* _What the task asks_: From the entries below, copy out all lines holding "peek".

* _Excerpts from a dataset_:

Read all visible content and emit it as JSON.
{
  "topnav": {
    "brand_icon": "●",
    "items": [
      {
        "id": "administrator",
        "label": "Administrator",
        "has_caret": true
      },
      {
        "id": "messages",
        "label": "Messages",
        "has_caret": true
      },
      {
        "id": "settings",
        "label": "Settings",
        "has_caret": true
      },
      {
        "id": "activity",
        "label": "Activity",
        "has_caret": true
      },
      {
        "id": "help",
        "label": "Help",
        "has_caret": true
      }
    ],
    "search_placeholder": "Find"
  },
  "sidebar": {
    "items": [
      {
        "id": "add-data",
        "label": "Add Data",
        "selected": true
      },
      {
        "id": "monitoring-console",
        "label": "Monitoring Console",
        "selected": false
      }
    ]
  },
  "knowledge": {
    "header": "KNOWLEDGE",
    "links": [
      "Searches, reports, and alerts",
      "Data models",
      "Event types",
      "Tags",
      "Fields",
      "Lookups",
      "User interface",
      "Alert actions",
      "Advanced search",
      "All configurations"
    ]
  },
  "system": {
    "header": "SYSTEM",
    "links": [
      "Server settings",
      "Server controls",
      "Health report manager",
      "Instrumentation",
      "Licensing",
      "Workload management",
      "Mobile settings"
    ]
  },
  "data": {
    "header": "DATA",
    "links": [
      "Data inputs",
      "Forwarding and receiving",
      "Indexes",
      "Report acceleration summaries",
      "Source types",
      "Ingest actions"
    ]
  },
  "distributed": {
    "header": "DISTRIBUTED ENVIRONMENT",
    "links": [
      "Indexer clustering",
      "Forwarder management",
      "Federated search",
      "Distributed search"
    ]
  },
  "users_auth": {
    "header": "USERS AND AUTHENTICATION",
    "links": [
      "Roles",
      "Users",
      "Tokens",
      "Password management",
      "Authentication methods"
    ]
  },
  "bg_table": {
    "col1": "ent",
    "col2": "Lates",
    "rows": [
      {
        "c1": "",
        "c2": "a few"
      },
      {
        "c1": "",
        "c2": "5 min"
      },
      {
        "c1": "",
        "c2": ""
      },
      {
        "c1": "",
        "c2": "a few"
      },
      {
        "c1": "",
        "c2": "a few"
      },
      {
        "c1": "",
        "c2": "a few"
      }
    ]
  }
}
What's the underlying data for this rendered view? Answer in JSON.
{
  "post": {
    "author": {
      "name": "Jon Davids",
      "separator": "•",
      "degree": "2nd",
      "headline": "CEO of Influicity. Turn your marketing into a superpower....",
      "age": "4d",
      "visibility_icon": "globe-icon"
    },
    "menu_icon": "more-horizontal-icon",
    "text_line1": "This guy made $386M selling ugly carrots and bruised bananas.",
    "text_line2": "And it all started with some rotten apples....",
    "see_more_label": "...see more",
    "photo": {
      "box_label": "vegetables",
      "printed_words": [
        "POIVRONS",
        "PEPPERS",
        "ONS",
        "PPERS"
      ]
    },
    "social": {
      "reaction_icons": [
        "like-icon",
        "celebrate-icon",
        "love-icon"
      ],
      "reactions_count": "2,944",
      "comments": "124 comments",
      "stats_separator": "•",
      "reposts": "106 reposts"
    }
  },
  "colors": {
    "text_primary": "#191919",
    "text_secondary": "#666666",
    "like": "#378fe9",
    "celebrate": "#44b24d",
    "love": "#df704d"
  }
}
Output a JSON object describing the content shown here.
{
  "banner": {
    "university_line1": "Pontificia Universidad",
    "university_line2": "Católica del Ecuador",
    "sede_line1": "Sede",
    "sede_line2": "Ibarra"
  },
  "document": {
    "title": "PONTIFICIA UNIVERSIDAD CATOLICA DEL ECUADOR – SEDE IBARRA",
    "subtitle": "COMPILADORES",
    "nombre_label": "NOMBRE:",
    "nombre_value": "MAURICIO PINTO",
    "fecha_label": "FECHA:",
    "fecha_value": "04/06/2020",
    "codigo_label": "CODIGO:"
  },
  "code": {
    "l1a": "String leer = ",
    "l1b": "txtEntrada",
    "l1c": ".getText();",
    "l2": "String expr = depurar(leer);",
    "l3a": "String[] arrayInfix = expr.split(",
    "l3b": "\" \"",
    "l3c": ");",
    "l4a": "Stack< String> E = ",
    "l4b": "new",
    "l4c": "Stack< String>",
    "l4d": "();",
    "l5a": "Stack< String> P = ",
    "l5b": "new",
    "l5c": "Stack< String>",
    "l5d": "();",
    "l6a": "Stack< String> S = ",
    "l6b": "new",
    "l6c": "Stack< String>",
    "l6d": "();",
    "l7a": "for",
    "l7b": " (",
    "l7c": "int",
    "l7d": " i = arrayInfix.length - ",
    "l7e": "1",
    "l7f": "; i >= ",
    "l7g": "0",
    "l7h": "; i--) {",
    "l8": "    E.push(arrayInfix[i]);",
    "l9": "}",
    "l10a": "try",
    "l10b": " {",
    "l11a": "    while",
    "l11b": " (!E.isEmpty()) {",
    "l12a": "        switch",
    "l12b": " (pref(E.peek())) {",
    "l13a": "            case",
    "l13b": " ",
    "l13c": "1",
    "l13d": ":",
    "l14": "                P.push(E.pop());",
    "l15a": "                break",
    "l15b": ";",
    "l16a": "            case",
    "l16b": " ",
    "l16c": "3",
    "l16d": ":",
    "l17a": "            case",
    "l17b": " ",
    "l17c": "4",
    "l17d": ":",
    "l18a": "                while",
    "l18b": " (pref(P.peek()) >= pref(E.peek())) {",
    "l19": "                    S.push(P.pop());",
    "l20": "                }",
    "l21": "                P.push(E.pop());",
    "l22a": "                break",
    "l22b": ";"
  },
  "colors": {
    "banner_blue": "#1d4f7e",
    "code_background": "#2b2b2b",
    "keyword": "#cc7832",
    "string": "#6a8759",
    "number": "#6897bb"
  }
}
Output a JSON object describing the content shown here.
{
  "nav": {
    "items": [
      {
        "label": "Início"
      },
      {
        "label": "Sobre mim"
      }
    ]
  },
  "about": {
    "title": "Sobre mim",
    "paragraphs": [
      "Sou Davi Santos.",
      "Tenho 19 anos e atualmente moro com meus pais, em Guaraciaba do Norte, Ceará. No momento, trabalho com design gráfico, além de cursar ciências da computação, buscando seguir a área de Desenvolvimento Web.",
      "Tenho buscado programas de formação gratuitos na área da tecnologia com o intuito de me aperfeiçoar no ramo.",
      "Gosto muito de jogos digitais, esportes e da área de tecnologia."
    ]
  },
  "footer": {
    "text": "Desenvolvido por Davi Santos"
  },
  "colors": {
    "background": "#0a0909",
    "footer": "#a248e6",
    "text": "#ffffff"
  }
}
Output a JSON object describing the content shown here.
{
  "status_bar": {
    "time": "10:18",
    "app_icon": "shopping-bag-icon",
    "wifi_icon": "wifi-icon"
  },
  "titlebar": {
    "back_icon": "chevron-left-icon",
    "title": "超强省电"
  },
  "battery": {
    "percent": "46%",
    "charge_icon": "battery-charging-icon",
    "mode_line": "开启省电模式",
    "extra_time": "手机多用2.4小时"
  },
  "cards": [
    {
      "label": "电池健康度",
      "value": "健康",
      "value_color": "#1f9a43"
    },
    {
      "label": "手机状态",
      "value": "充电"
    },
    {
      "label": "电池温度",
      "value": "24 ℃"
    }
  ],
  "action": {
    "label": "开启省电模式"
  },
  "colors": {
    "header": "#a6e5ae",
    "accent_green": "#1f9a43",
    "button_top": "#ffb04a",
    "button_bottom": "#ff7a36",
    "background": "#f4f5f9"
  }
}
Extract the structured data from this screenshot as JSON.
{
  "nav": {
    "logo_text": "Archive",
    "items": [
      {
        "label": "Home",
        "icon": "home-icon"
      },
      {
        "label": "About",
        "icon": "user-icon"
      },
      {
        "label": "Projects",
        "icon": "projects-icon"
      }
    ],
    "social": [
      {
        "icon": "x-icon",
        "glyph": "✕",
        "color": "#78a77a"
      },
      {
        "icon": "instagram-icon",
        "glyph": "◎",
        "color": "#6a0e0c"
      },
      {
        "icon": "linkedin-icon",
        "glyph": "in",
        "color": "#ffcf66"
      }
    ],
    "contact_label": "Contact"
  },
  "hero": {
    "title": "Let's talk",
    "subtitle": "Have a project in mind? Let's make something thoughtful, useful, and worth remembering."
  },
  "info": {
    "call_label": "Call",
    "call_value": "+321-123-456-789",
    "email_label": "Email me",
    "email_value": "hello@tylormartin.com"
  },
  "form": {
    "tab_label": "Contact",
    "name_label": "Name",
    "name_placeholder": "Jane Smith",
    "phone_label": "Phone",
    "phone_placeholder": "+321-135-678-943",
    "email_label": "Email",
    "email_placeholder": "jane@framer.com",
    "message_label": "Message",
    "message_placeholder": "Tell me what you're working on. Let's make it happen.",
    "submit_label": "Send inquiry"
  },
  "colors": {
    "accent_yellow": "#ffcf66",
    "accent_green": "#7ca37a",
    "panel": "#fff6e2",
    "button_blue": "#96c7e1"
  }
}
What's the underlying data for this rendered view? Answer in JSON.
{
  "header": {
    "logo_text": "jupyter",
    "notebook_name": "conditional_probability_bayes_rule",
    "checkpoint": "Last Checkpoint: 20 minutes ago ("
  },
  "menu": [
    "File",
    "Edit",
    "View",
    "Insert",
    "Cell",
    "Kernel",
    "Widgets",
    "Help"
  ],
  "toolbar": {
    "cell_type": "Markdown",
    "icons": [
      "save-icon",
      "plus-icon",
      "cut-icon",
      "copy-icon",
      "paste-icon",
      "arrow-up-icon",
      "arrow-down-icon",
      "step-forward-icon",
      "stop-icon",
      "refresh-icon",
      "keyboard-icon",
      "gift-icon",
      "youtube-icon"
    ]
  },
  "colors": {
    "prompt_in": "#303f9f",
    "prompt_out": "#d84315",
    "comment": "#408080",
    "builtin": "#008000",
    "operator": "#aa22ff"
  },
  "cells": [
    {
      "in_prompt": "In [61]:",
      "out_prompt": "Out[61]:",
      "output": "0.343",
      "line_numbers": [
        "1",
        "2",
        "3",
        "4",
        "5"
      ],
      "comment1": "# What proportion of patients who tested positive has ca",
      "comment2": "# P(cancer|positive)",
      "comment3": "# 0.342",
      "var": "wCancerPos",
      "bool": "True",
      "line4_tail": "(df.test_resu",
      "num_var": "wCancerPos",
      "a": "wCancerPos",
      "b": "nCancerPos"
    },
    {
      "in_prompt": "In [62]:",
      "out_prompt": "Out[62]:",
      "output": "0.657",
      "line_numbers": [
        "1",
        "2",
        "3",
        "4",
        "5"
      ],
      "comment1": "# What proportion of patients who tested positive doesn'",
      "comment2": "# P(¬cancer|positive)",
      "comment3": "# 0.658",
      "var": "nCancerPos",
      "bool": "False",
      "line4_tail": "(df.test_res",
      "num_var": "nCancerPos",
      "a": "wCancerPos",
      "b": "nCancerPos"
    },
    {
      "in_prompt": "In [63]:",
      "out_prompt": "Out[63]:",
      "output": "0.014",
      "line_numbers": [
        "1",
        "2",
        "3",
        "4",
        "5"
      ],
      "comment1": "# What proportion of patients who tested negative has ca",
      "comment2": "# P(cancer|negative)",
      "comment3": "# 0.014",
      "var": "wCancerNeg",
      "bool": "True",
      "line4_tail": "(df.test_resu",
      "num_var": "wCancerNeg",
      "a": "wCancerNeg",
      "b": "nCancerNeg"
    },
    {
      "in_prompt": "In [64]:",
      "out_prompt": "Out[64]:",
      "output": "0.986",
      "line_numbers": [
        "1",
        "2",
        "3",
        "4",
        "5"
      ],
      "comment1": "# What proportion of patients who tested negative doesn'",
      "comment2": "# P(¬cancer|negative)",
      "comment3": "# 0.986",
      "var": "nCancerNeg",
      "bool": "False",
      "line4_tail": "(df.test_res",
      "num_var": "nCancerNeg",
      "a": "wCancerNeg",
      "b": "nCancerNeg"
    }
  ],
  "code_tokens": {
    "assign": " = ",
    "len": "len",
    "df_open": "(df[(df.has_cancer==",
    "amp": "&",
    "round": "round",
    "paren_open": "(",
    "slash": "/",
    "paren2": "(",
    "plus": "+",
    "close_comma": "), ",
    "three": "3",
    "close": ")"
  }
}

* _Task result_:
    "l12b": " (pref(E.peek())) {",
    "l18b": " (pref(P.peek()) >= pref(E.peek())) {",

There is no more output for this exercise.